The detection in 2017 of electromagnetic light from a pair of merging neutron stars first identified in gravitational waves ushered in a new era for astronomy. This multi-messenger era is rapidly becoming established with the identification of gravitational wave sources and astrophysical neutrinos occurring at ever-increasing rates, although joint electromagnetic detection remains challenging. This meeting will seek to review the recent dramatic progress in this field, evaluating the science from the current LIGO/VIRGO O3 run that will complete before the workshop. It will also look to what future ESO (E-ELT, next-generation VLT instruments) and ESA (ATHENA, LISA, THESEUS) projects contribute to this nascent field.
The VISTA Magellanic Survey (VMC) led by Principal Investigator Maria-Rosa Cioni aims to determine the spatially resolved star formation history and the three-dimensional geometry of the Magellanic Cloud system. The sensitivity in Y, J and Ks filters has been designed to reach sources below the oldest main-sequence turn-off point of the stellar population and through the multi-epoch coverage to measure accurate Ks mean magnitudes for pulsating variable stars like RR Lyrae and Cepheids. Data Release 5 (DR5), published on 01 Aug 2019, provides the complete set of observations covering the Small Magellanic Cloud field (~40 square degrees), it also includes tiles from the bridge (~20 square degrees) and the stream (3 square degrees) for a total of 42 VMC survey tiles.
Deep IFU data cubes are now released for a sample of eight nearby edge-on galaxies: ESO 157-49, ESO 443-21, ESO 469-15, ESO 544-27, IC 217, IC 1553, PGC 28308 and PGC 30591. These galaxies were observed with the Multi-Unit Spectroscopic Explorer (MUSE) integral field unit at the VLT with the aim of studying the formation mechanism of the thick discs in these objects. These deep science data cubes are characterised by long exposure times, typically three hours, and careful removal of the sky background from the target exposures rather than offset skies.

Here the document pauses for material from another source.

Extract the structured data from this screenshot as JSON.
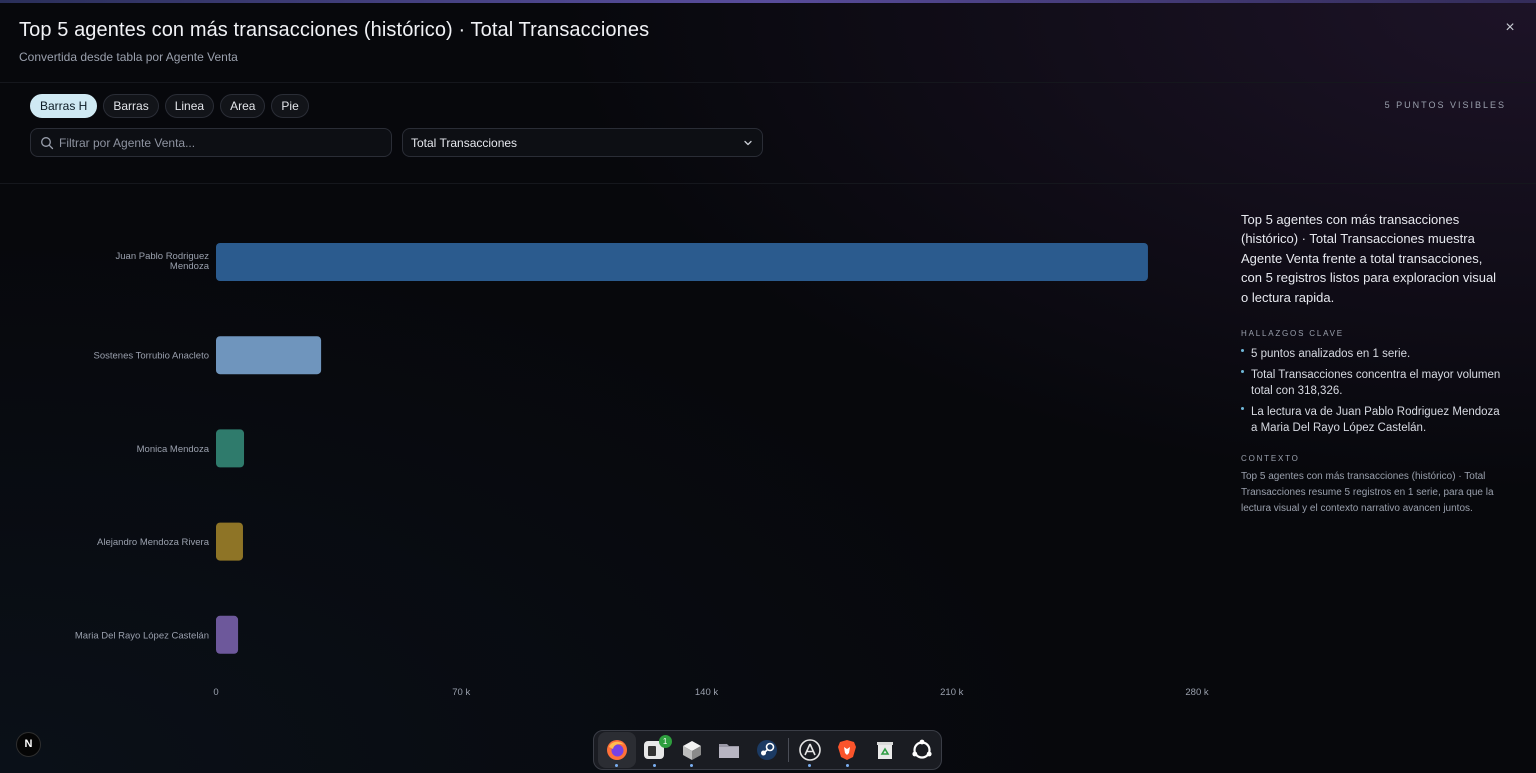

The VISTA Extragalactic Infrared Legacy Survey (VEILS) is one of the Cycle 2 VISTA Public Surveys. It is a deep J- and Ks-band transient and wide-field survey that has the following goals: understanding the epoch of reionisation, the build-up of massive galaxies, and constraining the cosmological equation of state using both Type 1a supernovae and AGN dust lag measurements. VEILS covers 9 square degrees of the extragalactic sky over 3 fields: XMM-LSS, CDFS and ELAIS-S1. This first data release (DR1) contains pawprint images (239 in J and 225 in Ks) and deep stacked pawprints (72 in total over the 3 cosmological fields), together with associated confidence maps and single-band J and Ks source lists.
Recent observations suggest that the supermassive black hole at the centre of our galaxy is going through a special accretion event. In the framework of the ESA/ESO agreement, coordinated observations with the Very Large Telescope and the XMM-Newton observatory were taken on the night of 31 August 2019. This joint near-infrared and X-ray monitoring effort aims at constraining the physical processes that regulate accretion by supermassive black holes and the subsequent variability in the emission of radiation. To facilitate a prompt and broad exploration of this rich dataset, the ESO data collected with the NACO instrument have been made publicly available at the ESO Science Archive Facility (under Programme ID 2103.B-5061). Further, the XMM-Newtondataset is also publicly available at the XMM-NewtonScience Archive.
By 2020, the first major results will be obtained from a huge variety of “pathfinder” facilities that are operating with entirely new types of survey instruments. These pathfinders have the common aim of untangling galaxy evolution physics. This is the main purpose of the second Australia-ESO conference, enabling serious conversations about the future coordination of next-generation galaxy evolution surveys.
The school includes lectures on the basics of observing techniques and will teach participants on how to prepare for observing with ESO telescopes. The participants will work on specific science projects within groups and observe at the NTT at La Silla Observatory, after which they will reduce and analyse their datasets and present their findings.